Embedding risk management company-wide remains key challenge for mining sector
The world's largest mining companies believe embedding risk management throughout their organizations is the key challenge in this area over the next three to five years, says a new survey by Ernst & Young.
In Attitudes to Risk in the Global Mining Sector, the consultants queried most of the top 40 global mining companies, including major Canadian mining firms, regarding their attitudes to risk. Although mining companies have a more comprehensive risk coverage approach compared to the general corporate sector, establishing a "risk culture" remains a challenge.
The scope of mining companies' formal risk assessments is considerably broader than in the general corporate sector, says the report. The global nature of mining operations brings with it an inherently higher level of risk. Consequently, a comprehensive, highly developed risk management framework is an accepted part of how the industry operates.
Even so, 55% of mining companies say some key risks are not being actively managed, including 18% that reported their environmental risks were under-managed. So while the risk processes are embedded in the business, there may be some complacency when it comes to actively managing the risks, says the study. Among the survey respondents, 29% named embedding risk management as the key future challenge.
"Operationalizing risk management is the single biggest challenge facing mining companies," said Ian Slater, Canadian mining leader for Ernst & Young. "The nature of the mining business is inherently risky, so to be successful companies have had to be proactive in dealing with risk-in terms of both minimizing threats and maximizing opportunities for competitive advantage," he explained.
In addition to environmental risks, operational risks, strategic risks and technology risks were cited as the leading "gap" areas where risks are not being actively, or formally, managed.

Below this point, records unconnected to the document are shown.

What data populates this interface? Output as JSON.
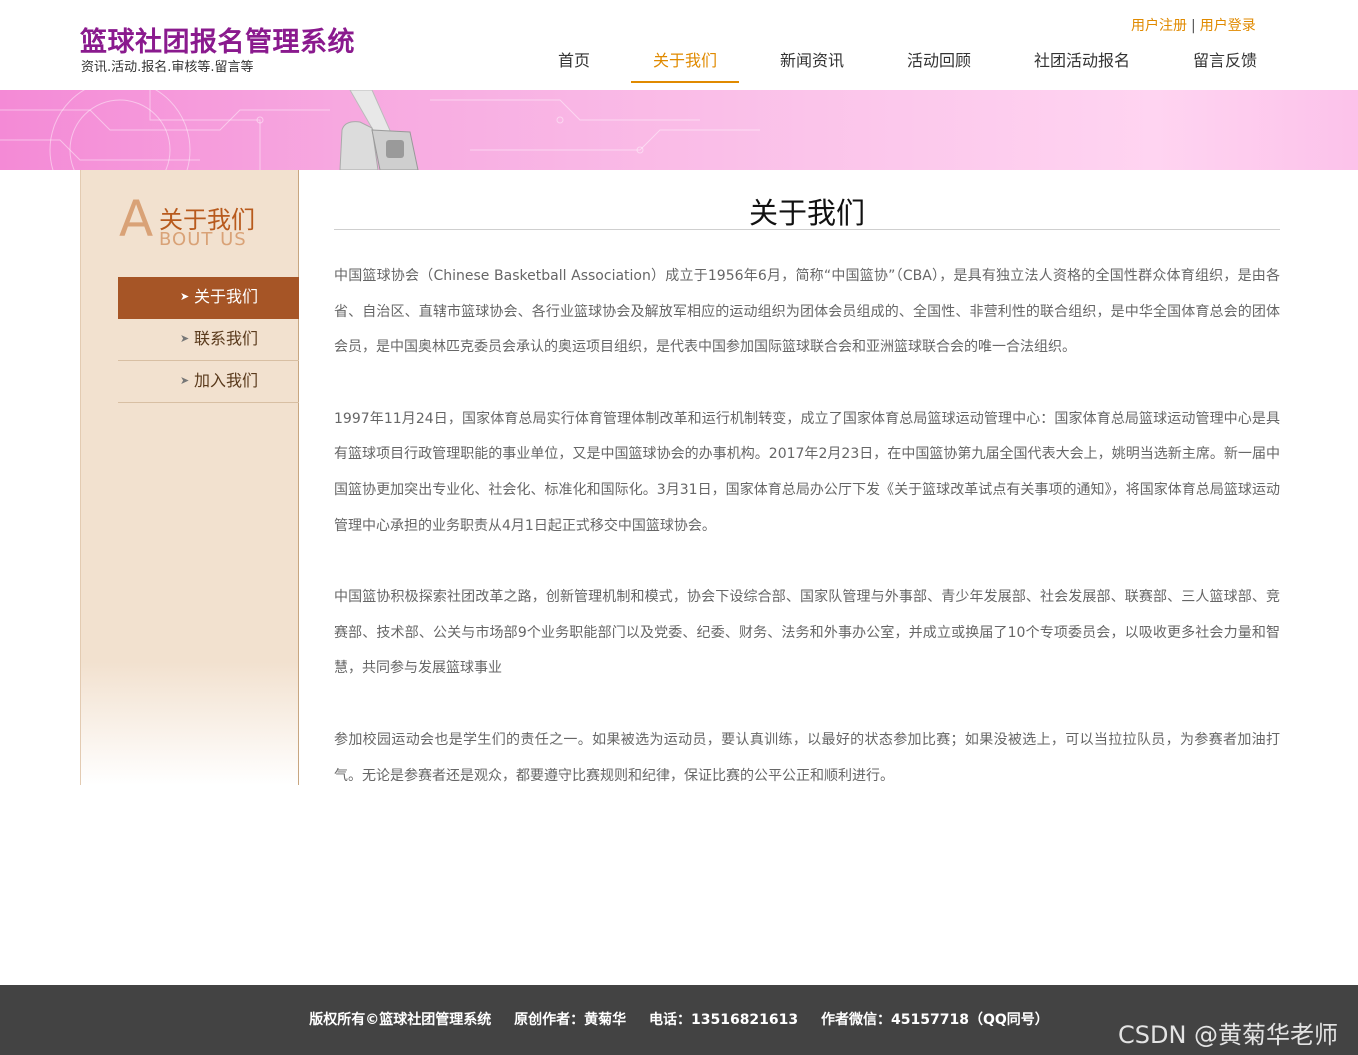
{
  "header": {
    "site_title": "篮球社团报名管理系统",
    "site_subtitle": "资讯.活动.报名.审核等.留言等",
    "register_link": "用户注册",
    "separator": "|",
    "login_link": "用户登录"
  },
  "nav": {
    "items": [
      {
        "label": "首页"
      },
      {
        "label": "关于我们"
      },
      {
        "label": "新闻资讯"
      },
      {
        "label": "活动回顾"
      },
      {
        "label": "社团活动报名"
      },
      {
        "label": "留言反馈"
      }
    ],
    "active_index": 1,
    "accent_color": "#e08a00"
  },
  "sidebar": {
    "about_letter": "A",
    "about_cn": "关于我们",
    "about_en": "BOUT US",
    "items": [
      {
        "label": "关于我们",
        "icon": "chevron-right-icon"
      },
      {
        "label": "联系我们",
        "icon": "chevron-right-icon"
      },
      {
        "label": "加入我们",
        "icon": "chevron-right-icon"
      }
    ],
    "active_index": 0,
    "active_color": "#a65526"
  },
  "content": {
    "title": "关于我们",
    "paragraphs": [
      "中国篮球协会（Chinese Basketball Association）成立于1956年6月，简称“中国篮协”（CBA），是具有独立法人资格的全国性群众体育组织，是由各省、自治区、直辖市篮球协会、各行业篮球协会及解放军相应的运动组织为团体会员组成的、全国性、非营利性的联合组织，是中华全国体育总会的团体会员，是中国奥林匹克委员会承认的奥运项目组织，是代表中国参加国际篮球联合会和亚洲篮球联合会的唯一合法组织。",
      "1997年11月24日，国家体育总局实行体育管理体制改革和运行机制转变，成立了国家体育总局篮球运动管理中心：国家体育总局篮球运动管理中心是具有篮球项目行政管理职能的事业单位，又是中国篮球协会的办事机构。2017年2月23日，在中国篮协第九届全国代表大会上，姚明当选新主席。新一届中国篮协更加突出专业化、社会化、标准化和国际化。3月31日，国家体育总局办公厅下发《关于篮球改革试点有关事项的通知》，将国家体育总局篮球运动管理中心承担的业务职责从4月1日起正式移交中国篮球协会。",
      "中国篮协积极探索社团改革之路，创新管理机制和模式，协会下设综合部、国家队管理与外事部、青少年发展部、社会发展部、联赛部、三人篮球部、竞赛部、技术部、公关与市场部9个业务职能部门以及党委、纪委、财务、法务和外事办公室，并成立或换届了10个专项委员会，以吸收更多社会力量和智慧，共同参与发展篮球事业",
      "参加校园运动会也是学生们的责任之一。如果被选为运动员，要认真训练，以最好的状态参加比赛；如果没被选上，可以当拉拉队员，为参赛者加油打气。无论是参赛者还是观众，都要遵守比赛规则和纪律，保证比赛的公平公正和顺利进行。"
    ]
  },
  "footer": {
    "copyright": "版权所有©篮球社团管理系统",
    "author": "原创作者：黄菊华",
    "phone": "电话：13516821613",
    "wechat": "作者微信：45157718（QQ同号）"
  },
  "watermark": "CSDN @黄菊华老师"
}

Failure to manage key environmental risks, says the report, can result in higher fuel costs due to carbon taxes and/or delays or cancellation of projects. Overall, says Ernst & Young, dealing with the gaps represents a significant challenge if the mining sector is to continue to prosper when commodity prices eventually decline.
In order to address the gaps, the report says mining companies should integrate and align existing processes to their strategy. They should seek to fill the shortfalls and to ensure that they have embedded risk management practices, aligned and integrated with strategy, throughout their organizations
"They need to ensure their culture supports their organization's risk appetite and the level of risk in the sector," Slater noted.
The survey also found that:
* 61% of respondents feel the level of risk has increased;
* Nearly twice as many companies in the mining sector as in the general corporate sector (71%, compared with 37%) say their company's attitude to risk is to embrace it;
* CEOs, CFOs and the wider Board now have greater accountability, involvement and focus on risk; however, there are fewer Chief Risk Officers (CROs) in mining companies compared to the general corporate sector as these roles are incorporated in the roles of business unit managers;
* Nearly one-third of mining companies (compared to just 10% in the general corporate sector) believe investment in risk management will increase 40% or more in the next three years; and
* Only half the mining companies surveyed have a specific policy on communicating risk management to major investors and other stakeholders, even though previous surveys have indicated that investors apply a penalty if they think risk management is insufficient.